This was made by layering tape loops over the basic rhythm of “Revolution.” Lennon was trying to create an atmosphere of a revolution in progress. The tape loops came from EMI archives, and the “Number 9” voice heard over and over is an engineer testing equipment.

Paul McCartney and Beatles producer George Martin hated this and tried to keep it off the album.

This is the longest Beatles song – it runs 8:15. It also took longer to complete than any other track on album.

This helped fuel the “Paul is dead” rumors. If played backwards, you were supposed to hear the car crash where Paul died, and a voice saying “Turn me on, dead man.” Also, playing the line, “I’m not in the mood for wearing clothing” in reverse eventually becomes a rather odd but clear reversal, “There were two, there are none now.”

This is referencing the rumor that Paul McCartney died in a car with “Lovely Rita” and that the two were burned away after the wreck.

The rumor took off in October 1969 when a listener called the radio station WKNR in Detroit and told the DJ Russ Gibb about the backward message. When Gibb played it backwards on his show, listeners went wild and spent the next week calling in and offering their own rumors. The story quickly spread, and McCartney helped it along by laying low and letting it play out.

Lennon felt the number 9 was quite significant. He was happy that, after he changed his name to John Ono Lennon, his and Yoko’s names collectively contained 9 O’s. >>

According to the book The Beatles, Lennon And Me, by John Lennon’s childhood friend Pete Shotton, One evening, Lennon was with Shotton in the attic of his Kenwood home, tripping on LSD and smoking a few joints. They messed about with John’s Brunnel recorders, fiddling with feedback, running recordings backwards and creating tape loops.
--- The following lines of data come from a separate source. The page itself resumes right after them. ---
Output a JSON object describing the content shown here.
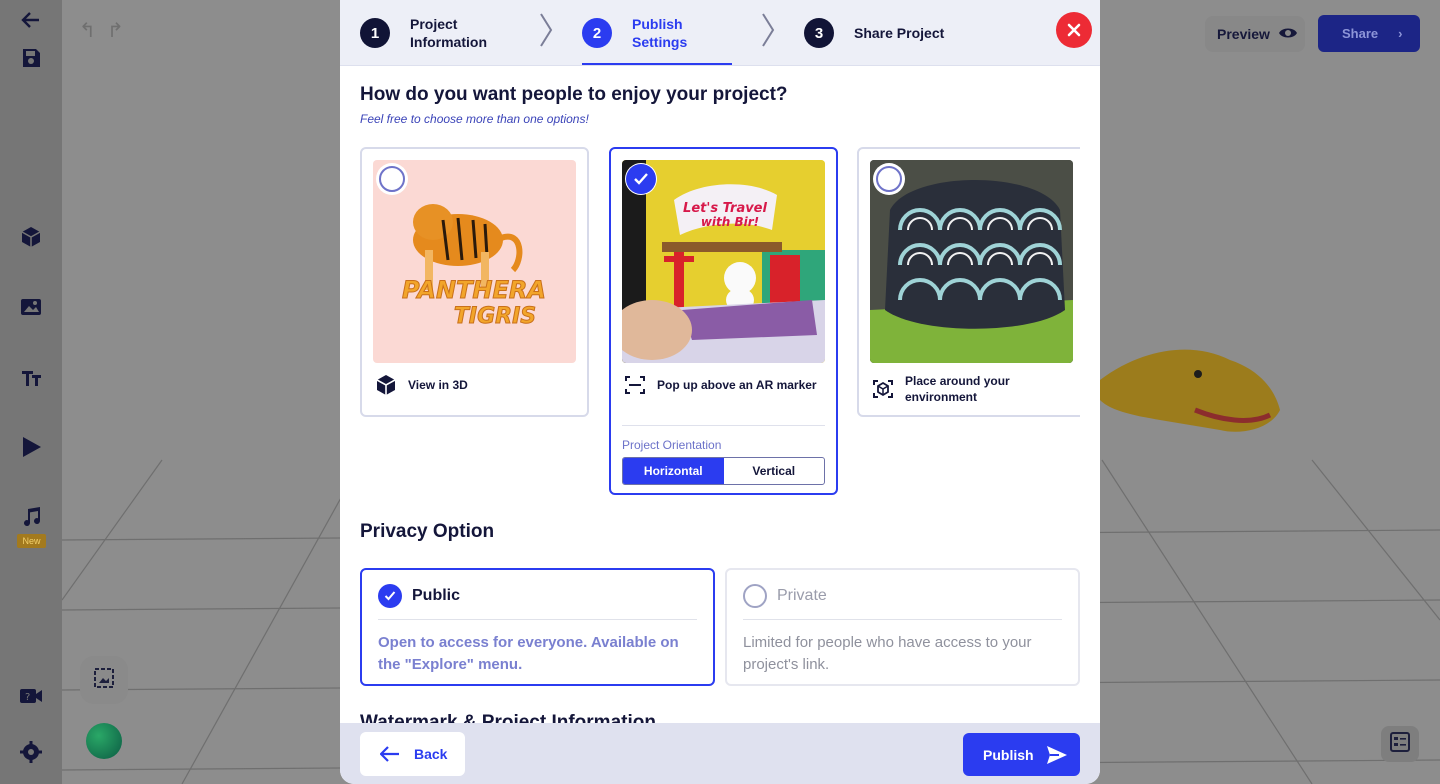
{
  "editor": {
    "preview_label": "Preview",
    "share_label": "Share",
    "new_badge": "New"
  },
  "stepper": {
    "steps": [
      {
        "number": "1",
        "label": "Project Information"
      },
      {
        "number": "2",
        "label": "Publish Settings"
      },
      {
        "number": "3",
        "label": "Share Project"
      }
    ],
    "active_step": 2
  },
  "experience": {
    "title": "How do you want people to enjoy your project?",
    "subtitle": "Feel free to choose more than one options!",
    "options": [
      {
        "label": "View in 3D",
        "icon": "cube-icon",
        "selected": false,
        "image_text": [
          "PANTHERA",
          "TIGRIS"
        ]
      },
      {
        "label": "Pop up above an AR marker",
        "icon": "ar-marker-icon",
        "selected": true,
        "image_text": [
          "Let's Travel",
          "with Bir!"
        ]
      },
      {
        "label": "Place around your environment",
        "icon": "place-3d-icon",
        "selected": false
      }
    ],
    "orientation": {
      "label": "Project Orientation",
      "options": [
        "Horizontal",
        "Vertical"
      ],
      "selected": "Horizontal"
    }
  },
  "privacy": {
    "title": "Privacy Option",
    "options": [
      {
        "label": "Public",
        "description": "Open to access for everyone. Available on the \"Explore\" menu.",
        "selected": true
      },
      {
        "label": "Private",
        "description": "Limited for people who have access to your project's link.",
        "selected": false
      }
    ]
  },
  "watermark": {
    "title": "Watermark & Project Information"
  },
  "footer": {
    "back_label": "Back",
    "publish_label": "Publish"
  },
  "colors": {
    "accent": "#2b3cf0",
    "close": "#ed2b35",
    "dark": "#14163a"
  }
}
Opening the windows for some fresh air, John and Pete began to shout whatever was on their minds at the trees outside, the recorder running. This night’s lark was to later captured on “Revolution 9.” >>

Marilyn Manson released their own version of this on the B-side of the single for “Get Your Gunn.” It was called “Revelation 9” and ran 12:57. >>

This was parodied on an episode of The Simpsons. When the guys for a group called The B-Sharps, Barney meets a girl during recording. He exclaims at the studio that he’s making the music of all time. The song is Barney’s girl friend (with striking resemblance to Yoko Ono) saying “Number 8” and Barney burping. >>

Charles Manson thought that when they screamed the words “Right!” it was actually “Rise!” meaning the black community rising over the white people. Charles Manson was of course crazy, and thought The Beatles were warning about a race war.

Revolution 9

lyrics?… Oh, yea…Number 9, Number 9…then the madness starts.